Valve Has Finished SteamOS

The Steam Machines are finally coming

By
Head Image

Developed in an effort to consolidate PC gaming from the desk and console gaming in the living room, Valve created the Steam Box Operating System.

For several years now, Valve has been creating the support network for what is called Steam Machines. Developed in an effort to consolidate PC gaming from the desk and console gaming in the living room, Valve created the Steam Box Operating System. The SteamOS is a Linux-based operating system which has been in beta for years now, but this week at Game Developers Conference, they finally announced the release for as early as this fall.

Think of it as iTunes for video games, with some extra features such as a buddy list and chat to join your buddy’s games. What started as a system for Windows PCs, has now also garnered a healthy amount of Mac titles as well. Additionally, it is not Valve itself that is creating the Steam Machines, but third party manufacturers that will all use the SteamOS. The company also announced Steam Link, a $50 streaming box that will allow you to broadcast games from the PC to the TV, similarly to Chromecast.

The SteamOS is a Linux-based operating system which has been in beta for years now, but will be released for as early as this fall.

Additionally, Valve also confirmed its final design for the Steam Controller, which will have touch and motion capabilities.
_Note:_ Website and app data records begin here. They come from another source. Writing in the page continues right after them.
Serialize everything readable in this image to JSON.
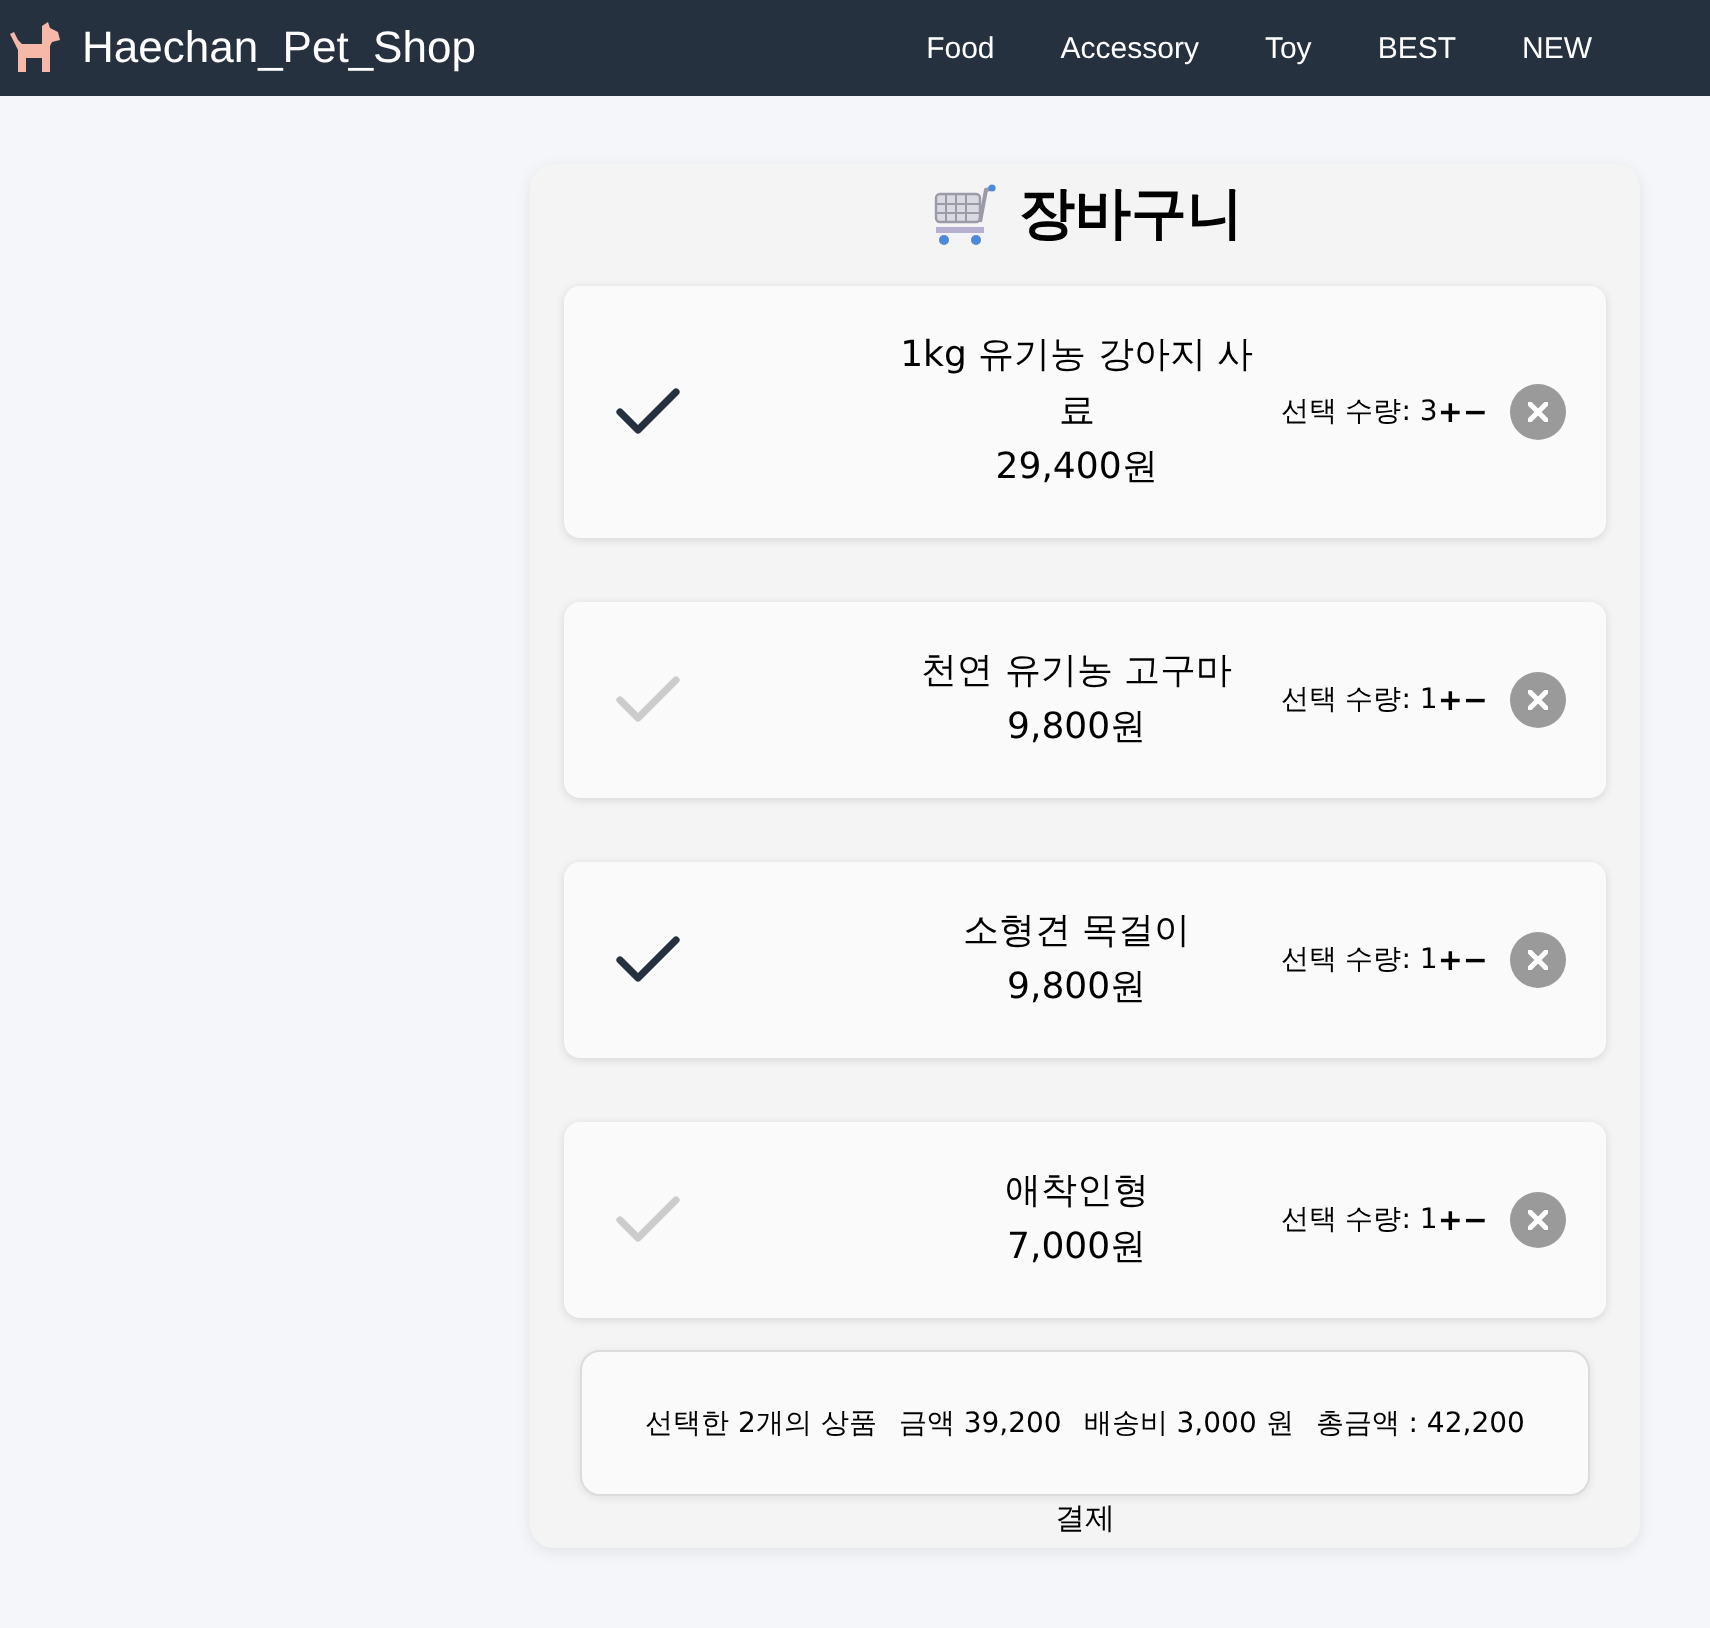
{
  "header": {
    "logo_text": "Haechan_Pet_Shop",
    "nav": [
      "Food",
      "Accessory",
      "Toy",
      "BEST",
      "NEW"
    ]
  },
  "cart": {
    "title": "장바구니",
    "items": [
      {
        "name": "1kg 유기농 강아지 사료",
        "price": "29,400원",
        "selected": true,
        "quantity_label": "선택 수량:",
        "quantity": "3",
        "increase": "+",
        "decrease": "−"
      },
      {
        "name": "천연 유기농 고구마",
        "price": "9,800원",
        "selected": false,
        "quantity_label": "선택 수량:",
        "quantity": "1",
        "increase": "+",
        "decrease": "−"
      },
      {
        "name": "소형견 목걸이",
        "price": "9,800원",
        "selected": true,
        "quantity_label": "선택 수량:",
        "quantity": "1",
        "increase": "+",
        "decrease": "−"
      },
      {
        "name": "애착인형",
        "price": "7,000원",
        "selected": false,
        "quantity_label": "선택 수량:",
        "quantity": "1",
        "increase": "+",
        "decrease": "−"
      }
    ]
  },
  "summary": {
    "selected_count": "선택한 2개의 상품",
    "amount": "금액 39,200",
    "shipping": "배송비 3,000 원",
    "total": "총금액 : 42,200"
  },
  "pay_button": "결제"
}
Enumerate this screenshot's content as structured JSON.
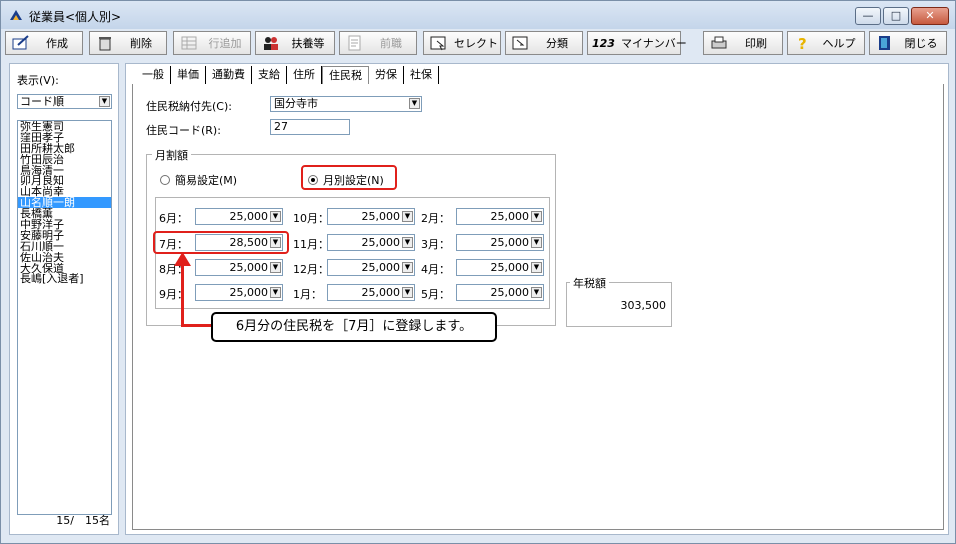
{
  "window": {
    "title": "従業員<個人別>",
    "controls": {
      "minimize": "—",
      "maximize": "□",
      "close": "✕"
    }
  },
  "toolbar": {
    "buttons": [
      {
        "name": "create-button",
        "label": "作成",
        "icon": "create-icon",
        "disabled": false
      },
      {
        "name": "delete-button",
        "label": "削除",
        "icon": "trash-icon",
        "disabled": false
      },
      {
        "name": "add-row-button",
        "label": "行追加",
        "icon": "grid-icon",
        "disabled": true
      },
      {
        "name": "dependents-button",
        "label": "扶養等",
        "icon": "people-icon",
        "disabled": false
      },
      {
        "name": "previous-job-button",
        "label": "前職",
        "icon": "document-icon",
        "disabled": true
      },
      {
        "name": "select-button",
        "label": "セレクト",
        "icon": "select-icon",
        "disabled": false
      },
      {
        "name": "classify-button",
        "label": "分類",
        "icon": "classify-icon",
        "disabled": false
      },
      {
        "name": "my-number-button",
        "label": "マイナンバー",
        "icon": "my-number-icon",
        "disabled": false
      },
      {
        "name": "print-button",
        "label": "印刷",
        "icon": "printer-icon",
        "disabled": false
      },
      {
        "name": "help-button",
        "label": "ヘルプ",
        "icon": "help-icon",
        "disabled": false
      },
      {
        "name": "close-button",
        "label": "閉じる",
        "icon": "exit-icon",
        "disabled": false
      }
    ],
    "my_number_prefix": "123"
  },
  "left": {
    "display_label": "表示(V):",
    "sort_value": "コード順",
    "employees": [
      "弥生憲司",
      "窪田孝子",
      "田所耕太郎",
      "竹田辰治",
      "鳥海清一",
      "卯月良知",
      "山本尚幸",
      "山名順一朗",
      "長橋薫",
      "中野洋子",
      "安藤明子",
      "石川順一",
      "佐山治夫",
      "大久保道",
      "長嶋[入退者]"
    ],
    "selected_index": 7,
    "count": "15/　15名"
  },
  "tabs": [
    "一般",
    "単価",
    "通勤費",
    "支給",
    "住所",
    "住民税",
    "労保",
    "社保"
  ],
  "active_tab": 5,
  "form": {
    "payee_label": "住民税納付先(C):",
    "payee_value": "国分寺市",
    "code_label": "住民コード(R):",
    "code_value": "27",
    "monthly_group": "月割額",
    "radio_simple": "簡易設定(M)",
    "radio_monthly": "月別設定(N)",
    "selected_radio": "monthly",
    "annual_group": "年税額",
    "annual_value": "303,500"
  },
  "months": [
    {
      "label": "6月：",
      "value": "25,000"
    },
    {
      "label": "7月：",
      "value": "28,500"
    },
    {
      "label": "8月：",
      "value": "25,000"
    },
    {
      "label": "9月：",
      "value": "25,000"
    },
    {
      "label": "10月：",
      "value": "25,000"
    },
    {
      "label": "11月：",
      "value": "25,000"
    },
    {
      "label": "12月：",
      "value": "25,000"
    },
    {
      "label": "1月：",
      "value": "25,000"
    },
    {
      "label": "2月：",
      "value": "25,000"
    },
    {
      "label": "3月：",
      "value": "25,000"
    },
    {
      "label": "4月：",
      "value": "25,000"
    },
    {
      "label": "5月：",
      "value": "25,000"
    }
  ],
  "annotation": {
    "text": "6月分の住民税を［7月］に登録します。",
    "color": "#e0201b"
  }
}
The controller has garnered a lot of media attention recently, because of the touchpad.

One of the oldest partners of Valve is Syber, which has created the Steam Machine Mini, Steam Machine Mercury and Steam Machine Switch, all of which were demoed at MWC. The lower end product will feature a quad-core AMD processor with Nvidia GeForce GTX graphics for about $450, whereas the higher end product will cost $1,400. It will be released this fall.